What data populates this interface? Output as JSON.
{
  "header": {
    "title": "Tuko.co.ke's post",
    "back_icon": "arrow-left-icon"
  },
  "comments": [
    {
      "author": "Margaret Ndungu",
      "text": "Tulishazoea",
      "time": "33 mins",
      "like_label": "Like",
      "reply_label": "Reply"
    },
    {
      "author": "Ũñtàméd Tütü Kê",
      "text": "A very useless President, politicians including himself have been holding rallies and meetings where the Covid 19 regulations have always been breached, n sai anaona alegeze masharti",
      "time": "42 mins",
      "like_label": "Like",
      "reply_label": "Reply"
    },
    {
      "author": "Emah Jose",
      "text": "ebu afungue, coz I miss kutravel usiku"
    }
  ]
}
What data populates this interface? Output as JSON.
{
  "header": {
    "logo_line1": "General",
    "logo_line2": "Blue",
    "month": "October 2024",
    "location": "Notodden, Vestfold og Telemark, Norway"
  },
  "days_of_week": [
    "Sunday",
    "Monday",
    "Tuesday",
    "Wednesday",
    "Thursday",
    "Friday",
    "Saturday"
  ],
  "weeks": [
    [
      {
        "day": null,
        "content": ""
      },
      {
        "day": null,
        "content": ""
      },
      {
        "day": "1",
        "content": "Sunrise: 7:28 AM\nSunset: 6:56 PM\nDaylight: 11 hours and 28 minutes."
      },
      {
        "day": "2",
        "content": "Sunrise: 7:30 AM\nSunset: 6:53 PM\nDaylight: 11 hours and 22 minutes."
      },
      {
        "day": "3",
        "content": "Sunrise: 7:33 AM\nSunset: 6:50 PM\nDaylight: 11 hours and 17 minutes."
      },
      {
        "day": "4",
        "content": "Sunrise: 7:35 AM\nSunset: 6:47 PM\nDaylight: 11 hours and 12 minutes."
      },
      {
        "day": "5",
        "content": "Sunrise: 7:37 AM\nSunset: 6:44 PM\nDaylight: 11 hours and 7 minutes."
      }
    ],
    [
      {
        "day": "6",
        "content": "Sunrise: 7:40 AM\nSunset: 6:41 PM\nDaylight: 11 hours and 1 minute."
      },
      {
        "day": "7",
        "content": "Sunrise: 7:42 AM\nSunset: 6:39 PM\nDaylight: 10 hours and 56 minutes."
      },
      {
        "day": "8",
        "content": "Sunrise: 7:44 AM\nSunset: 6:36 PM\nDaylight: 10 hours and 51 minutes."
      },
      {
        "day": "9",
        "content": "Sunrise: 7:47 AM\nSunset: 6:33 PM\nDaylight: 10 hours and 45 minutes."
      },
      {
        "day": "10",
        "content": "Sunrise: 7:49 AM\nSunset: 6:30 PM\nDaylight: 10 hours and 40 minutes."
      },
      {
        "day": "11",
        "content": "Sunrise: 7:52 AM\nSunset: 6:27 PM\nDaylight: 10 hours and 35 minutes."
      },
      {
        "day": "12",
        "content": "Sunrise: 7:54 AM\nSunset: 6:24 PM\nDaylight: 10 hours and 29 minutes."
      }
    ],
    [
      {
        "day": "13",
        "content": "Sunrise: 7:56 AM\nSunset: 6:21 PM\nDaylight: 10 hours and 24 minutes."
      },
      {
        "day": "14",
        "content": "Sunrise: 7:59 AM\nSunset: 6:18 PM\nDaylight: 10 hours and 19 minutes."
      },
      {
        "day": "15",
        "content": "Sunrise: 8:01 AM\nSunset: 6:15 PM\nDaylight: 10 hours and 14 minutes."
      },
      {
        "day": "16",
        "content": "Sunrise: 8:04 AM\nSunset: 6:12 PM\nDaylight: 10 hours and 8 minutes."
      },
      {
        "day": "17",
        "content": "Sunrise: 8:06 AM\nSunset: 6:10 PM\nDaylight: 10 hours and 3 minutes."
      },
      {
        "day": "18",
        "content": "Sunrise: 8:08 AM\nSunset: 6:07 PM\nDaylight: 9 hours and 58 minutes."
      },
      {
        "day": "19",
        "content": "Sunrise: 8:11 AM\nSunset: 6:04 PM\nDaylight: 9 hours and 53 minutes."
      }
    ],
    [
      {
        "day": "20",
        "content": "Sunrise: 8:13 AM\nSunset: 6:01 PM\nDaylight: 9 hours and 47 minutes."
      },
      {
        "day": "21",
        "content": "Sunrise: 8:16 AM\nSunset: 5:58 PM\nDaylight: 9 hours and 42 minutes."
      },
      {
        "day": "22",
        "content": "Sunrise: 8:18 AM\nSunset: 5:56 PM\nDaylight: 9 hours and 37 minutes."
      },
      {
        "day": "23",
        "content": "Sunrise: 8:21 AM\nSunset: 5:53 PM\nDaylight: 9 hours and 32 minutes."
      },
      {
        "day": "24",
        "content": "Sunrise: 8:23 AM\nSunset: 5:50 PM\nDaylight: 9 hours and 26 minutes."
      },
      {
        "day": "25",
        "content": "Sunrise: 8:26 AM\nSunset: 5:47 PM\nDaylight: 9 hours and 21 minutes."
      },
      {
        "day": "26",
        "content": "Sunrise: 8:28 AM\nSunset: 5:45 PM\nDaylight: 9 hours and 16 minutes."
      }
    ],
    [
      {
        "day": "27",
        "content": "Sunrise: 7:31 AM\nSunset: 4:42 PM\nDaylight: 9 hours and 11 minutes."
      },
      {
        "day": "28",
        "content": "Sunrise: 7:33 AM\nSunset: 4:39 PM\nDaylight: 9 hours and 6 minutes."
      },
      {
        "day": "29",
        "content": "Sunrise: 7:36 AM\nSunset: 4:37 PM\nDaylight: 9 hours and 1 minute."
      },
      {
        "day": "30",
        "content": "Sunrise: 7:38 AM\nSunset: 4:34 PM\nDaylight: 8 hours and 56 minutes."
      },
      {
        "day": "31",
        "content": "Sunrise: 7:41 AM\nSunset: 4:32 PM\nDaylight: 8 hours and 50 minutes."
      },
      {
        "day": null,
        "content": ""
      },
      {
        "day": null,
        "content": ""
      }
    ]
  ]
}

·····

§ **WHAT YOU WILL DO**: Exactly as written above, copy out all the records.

§ **EXERCISE RESULT**:
What data populates this interface? Output as JSON.
{
  "header": {
    "title": "Tuko.co.ke's post",
    "back_icon": "arrow-left-icon"
  },
  "comments": [
    {
      "author": "Margaret Ndungu",
      "text": "Tulishazoea",
      "time": "33 mins",
      "like_label": "Like",
      "reply_label": "Reply"
    },
    {
      "author": "Ũñtàméd Tütü Kê",
      "text": "A very useless President, politicians including himself have been holding rallies and meetings where the Covid 19 regulations have always been breached, n sai anaona alegeze masharti",
      "time": "42 mins",
      "like_label": "Like",
      "reply_label": "Reply"
    },
    {
      "author": "Emah Jose",
      "text": "ebu afungue, coz I miss kutravel usiku"
    }
  ]
}
What data populates this interface? Output as JSON.
{
  "header": {
    "logo_line1": "General",
    "logo_line2": "Blue",
    "month": "October 2024",
    "location": "Notodden, Vestfold og Telemark, Norway"
  },
  "days_of_week": [
    "Sunday",
    "Monday",
    "Tuesday",
    "Wednesday",
    "Thursday",
    "Friday",
    "Saturday"
  ],
  "weeks": [
    [
      {
        "day": null,
        "content": ""
      },
      {
        "day": null,
        "content": ""
      },
      {
        "day": "1",
        "content": "Sunrise: 7:28 AM\nSunset: 6:56 PM\nDaylight: 11 hours and 28 minutes."
      },
      {
        "day": "2",
        "content": "Sunrise: 7:30 AM\nSunset: 6:53 PM\nDaylight: 11 hours and 22 minutes."
      },
      {
        "day": "3",
        "content": "Sunrise: 7:33 AM\nSunset: 6:50 PM\nDaylight: 11 hours and 17 minutes."
      },
      {
        "day": "4",
        "content": "Sunrise: 7:35 AM\nSunset: 6:47 PM\nDaylight: 11 hours and 12 minutes."
      },
      {
        "day": "5",
        "content": "Sunrise: 7:37 AM\nSunset: 6:44 PM\nDaylight: 11 hours and 7 minutes."
      }
    ],
    [
      {
        "day": "6",
        "content": "Sunrise: 7:40 AM\nSunset: 6:41 PM\nDaylight: 11 hours and 1 minute."
      },
      {
        "day": "7",
        "content": "Sunrise: 7:42 AM\nSunset: 6:39 PM\nDaylight: 10 hours and 56 minutes."
      },
      {
        "day": "8",
        "content": "Sunrise: 7:44 AM\nSunset: 6:36 PM\nDaylight: 10 hours and 51 minutes."
      },
      {
        "day": "9",
        "content": "Sunrise: 7:47 AM\nSunset: 6:33 PM\nDaylight: 10 hours and 45 minutes."
      },
      {
        "day": "10",
        "content": "Sunrise: 7:49 AM\nSunset: 6:30 PM\nDaylight: 10 hours and 40 minutes."
      },
      {
        "day": "11",
        "content": "Sunrise: 7:52 AM\nSunset: 6:27 PM\nDaylight: 10 hours and 35 minutes."
      },
      {
        "day": "12",
        "content": "Sunrise: 7:54 AM\nSunset: 6:24 PM\nDaylight: 10 hours and 29 minutes."
      }
    ],
    [
      {
        "day": "13",
        "content": "Sunrise: 7:56 AM\nSunset: 6:21 PM\nDaylight: 10 hours and 24 minutes."
      },
      {
        "day": "14",
        "content": "Sunrise: 7:59 AM\nSunset: 6:18 PM\nDaylight: 10 hours and 19 minutes."
      },
      {
        "day": "15",
        "content": "Sunrise: 8:01 AM\nSunset: 6:15 PM\nDaylight: 10 hours and 14 minutes."
      },
      {
        "day": "16",
        "content": "Sunrise: 8:04 AM\nSunset: 6:12 PM\nDaylight: 10 hours and 8 minutes."
      },
      {
        "day": "17",
        "content": "Sunrise: 8:06 AM\nSunset: 6:10 PM\nDaylight: 10 hours and 3 minutes."
      },
      {
        "day": "18",
        "content": "Sunrise: 8:08 AM\nSunset: 6:07 PM\nDaylight: 9 hours and 58 minutes."
      },
      {
        "day": "19",
        "content": "Sunrise: 8:11 AM\nSunset: 6:04 PM\nDaylight: 9 hours and 53 minutes."
      }
    ],
    [
      {
        "day": "20",
        "content": "Sunrise: 8:13 AM\nSunset: 6:01 PM\nDaylight: 9 hours and 47 minutes."
      },
      {
        "day": "21",
        "content": "Sunrise: 8:16 AM\nSunset: 5:58 PM\nDaylight: 9 hours and 42 minutes."
      },
      {
        "day": "22",
        "content": "Sunrise: 8:18 AM\nSunset: 5:56 PM\nDaylight: 9 hours and 37 minutes."
      },
      {
        "day": "23",
        "content": "Sunrise: 8:21 AM\nSunset: 5:53 PM\nDaylight: 9 hours and 32 minutes."
      },
      {
        "day": "24",
        "content": "Sunrise: 8:23 AM\nSunset: 5:50 PM\nDaylight: 9 hours and 26 minutes."
      },
      {
        "day": "25",
        "content": "Sunrise: 8:26 AM\nSunset: 5:47 PM\nDaylight: 9 hours and 21 minutes."
      },
      {
        "day": "26",
        "content": "Sunrise: 8:28 AM\nSunset: 5:45 PM\nDaylight: 9 hours and 16 minutes."
      }
    ],
    [
      {
        "day": "27",
        "content": "Sunrise: 7:31 AM\nSunset: 4:42 PM\nDaylight: 9 hours and 11 minutes."
      },
      {
        "day": "28",
        "content": "Sunrise: 7:33 AM\nSunset: 4:39 PM\nDaylight: 9 hours and 6 minutes."
      },
      {
        "day": "29",
        "content": "Sunrise: 7:36 AM\nSunset: 4:37 PM\nDaylight: 9 hours and 1 minute."
      },
      {
        "day": "30",
        "content": "Sunrise: 7:38 AM\nSunset: 4:34 PM\nDaylight: 8 hours and 56 minutes."
      },
      {
        "day": "31",
        "content": "Sunrise: 7:41 AM\nSunset: 4:32 PM\nDaylight: 8 hours and 50 minutes."
      },
      {
        "day": null,
        "content": ""
      },
      {
        "day": null,
        "content": ""
      }
    ]
  ]
}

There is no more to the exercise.